The softer “Louisiana 1927” is more in Ozell’s range. While I’m not that fond of singer-songwriter Randy Newman, I find this is one of his best songs and I’m glad Ozell chose it. For those not familiar, “Louisiana 1927” is about the Great Mississippi Flood of 1927 that left hundreds of thousands of people homeless. I really applaud Ozell for taking a country approach to the song, as the steel guitar throughout really goes with the lyrics perfectly. Up next is one of two original songs on the album, the Aaron Lee Tasjan-written “Git Gone.” Ozell tackles the song written by the folk rock artist with absolute gusto. It’s an upbeat, fun song that has a carefree nature that will easily hook you in. The dreamy “Kill Zone” follows. T Bone Burnett and Roy Orbison wrote this song together, weeks before Orbison died, and is believed to be the last song he wrote. Again Ozell takes a more country approach, as you can hear plenty of steel guitar throughout combined with the piano. This is one of Ozell’s best vocal performances on the album.

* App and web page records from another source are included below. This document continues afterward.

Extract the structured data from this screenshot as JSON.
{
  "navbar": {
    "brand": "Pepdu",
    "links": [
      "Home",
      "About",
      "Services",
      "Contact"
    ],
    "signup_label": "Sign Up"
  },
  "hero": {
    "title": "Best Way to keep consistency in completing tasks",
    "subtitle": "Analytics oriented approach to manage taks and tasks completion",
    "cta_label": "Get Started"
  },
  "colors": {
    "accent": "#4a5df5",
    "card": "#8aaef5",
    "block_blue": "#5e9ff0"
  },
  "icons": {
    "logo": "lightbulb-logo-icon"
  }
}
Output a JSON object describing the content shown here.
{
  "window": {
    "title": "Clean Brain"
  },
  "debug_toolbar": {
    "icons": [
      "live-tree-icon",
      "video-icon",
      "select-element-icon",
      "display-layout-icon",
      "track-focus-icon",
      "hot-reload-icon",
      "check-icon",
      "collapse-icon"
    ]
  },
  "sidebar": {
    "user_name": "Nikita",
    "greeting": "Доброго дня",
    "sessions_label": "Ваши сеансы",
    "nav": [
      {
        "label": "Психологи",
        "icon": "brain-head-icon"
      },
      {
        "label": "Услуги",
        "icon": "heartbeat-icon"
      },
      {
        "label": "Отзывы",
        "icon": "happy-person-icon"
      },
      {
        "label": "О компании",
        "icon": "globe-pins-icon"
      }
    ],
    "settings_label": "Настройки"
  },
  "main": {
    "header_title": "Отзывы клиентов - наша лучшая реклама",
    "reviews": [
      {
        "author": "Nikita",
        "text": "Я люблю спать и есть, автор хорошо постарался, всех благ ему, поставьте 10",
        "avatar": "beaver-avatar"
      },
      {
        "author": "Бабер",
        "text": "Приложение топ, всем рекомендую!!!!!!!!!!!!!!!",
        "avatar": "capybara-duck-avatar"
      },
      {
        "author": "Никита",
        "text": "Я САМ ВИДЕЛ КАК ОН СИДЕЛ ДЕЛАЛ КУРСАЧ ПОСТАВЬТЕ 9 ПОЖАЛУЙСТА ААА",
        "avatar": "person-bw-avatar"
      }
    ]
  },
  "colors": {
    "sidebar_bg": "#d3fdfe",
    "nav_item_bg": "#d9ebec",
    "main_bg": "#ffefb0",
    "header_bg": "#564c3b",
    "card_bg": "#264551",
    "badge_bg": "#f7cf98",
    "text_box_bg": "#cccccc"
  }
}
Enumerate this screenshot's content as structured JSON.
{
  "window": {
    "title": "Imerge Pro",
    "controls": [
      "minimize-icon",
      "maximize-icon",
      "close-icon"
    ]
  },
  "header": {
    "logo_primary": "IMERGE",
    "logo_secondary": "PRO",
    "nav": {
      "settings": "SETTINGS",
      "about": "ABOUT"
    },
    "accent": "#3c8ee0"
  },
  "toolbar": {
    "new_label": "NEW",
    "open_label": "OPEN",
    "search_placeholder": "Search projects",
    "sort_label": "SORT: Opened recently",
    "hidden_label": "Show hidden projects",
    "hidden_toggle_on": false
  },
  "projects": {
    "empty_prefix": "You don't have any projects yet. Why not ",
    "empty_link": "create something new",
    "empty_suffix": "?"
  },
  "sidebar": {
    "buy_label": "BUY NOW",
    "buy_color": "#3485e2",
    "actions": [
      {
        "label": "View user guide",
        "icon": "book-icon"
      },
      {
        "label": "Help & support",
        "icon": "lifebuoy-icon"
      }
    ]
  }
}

“Number One” is another Tasjan-written song. The song is about struggling to live with a spouse who spends more time doing stuff like smoking than loving their significant other. It’s a heartbreak ballad that slowly unwinds itself and the more I’ve listened to it, the more I’ve enjoyed it. It’s one of those songs that take time to grow, but once it does you can really connect with it. Ozell goes in a more pop direction on “Only in the Movies.” It’s a David Mead song, a pop artist based out of Nashville. The song is about how relationships in real life don’t make sense and end how they should, only in the movies. It’s a pretty straightforward song. The same can pretty much be said for “No One is to Blame,” a song by English soft rock artist Howard Jones. The song is about being attracted or in love with someone, yet you can’t do anything about it. Your attitude towards this song will probably be dictated by your feelings towards new wave music of the 80s, which most people either love or hate.

Ozell tackles the Hank Williams song “I Can’t Help It If I’m Still In Love With You” next. British folk/alt-country artist Teddy Thompson joins her on the song. Thompson is the son of Americana artist Richard Thompson. As someone who has never heard a Hank Williams song he didn’t like, I of course enjoyed Ozell’s version. Once again this country/folk sound really suits her well and I think I would like to hear more from her in this vein. Take It With Me closes out with the Tom Waits song and album’s title track. “Take It With Me” is a soft, somber love ballad that really can tug at your heartstrings. It’s a Waits song, so of course it cuts deep. It’s a beautiful song that suits a beautiful voice like Ozell’s.

Take It With Me is the kind of album any music fan can pick up and enjoy. Ozell really does a great job picking some of the masters of each genre to cover on the album and proves to be up to the task in doing the songs justice. It should be noted too that the album has two bonus track worth checking out, Ray Charles’ “Come Back Baby” and Hanks’ “I Saw The Light.” You might not like every song on this album, but when an album jumps around to a lot of genres this tends to be the case. There’s something for everyone on this album, but really I thought Ozell shined best on the folk/country-driven tracks. I hope on her next album with original material that she goes in this direction, as her voice has that smooth, yet earthy tone that goes well with steel guitar. Sunny Ozell may be well versed in classical and jazz music, but she fits like a glove with Americana.

Grade: 8/10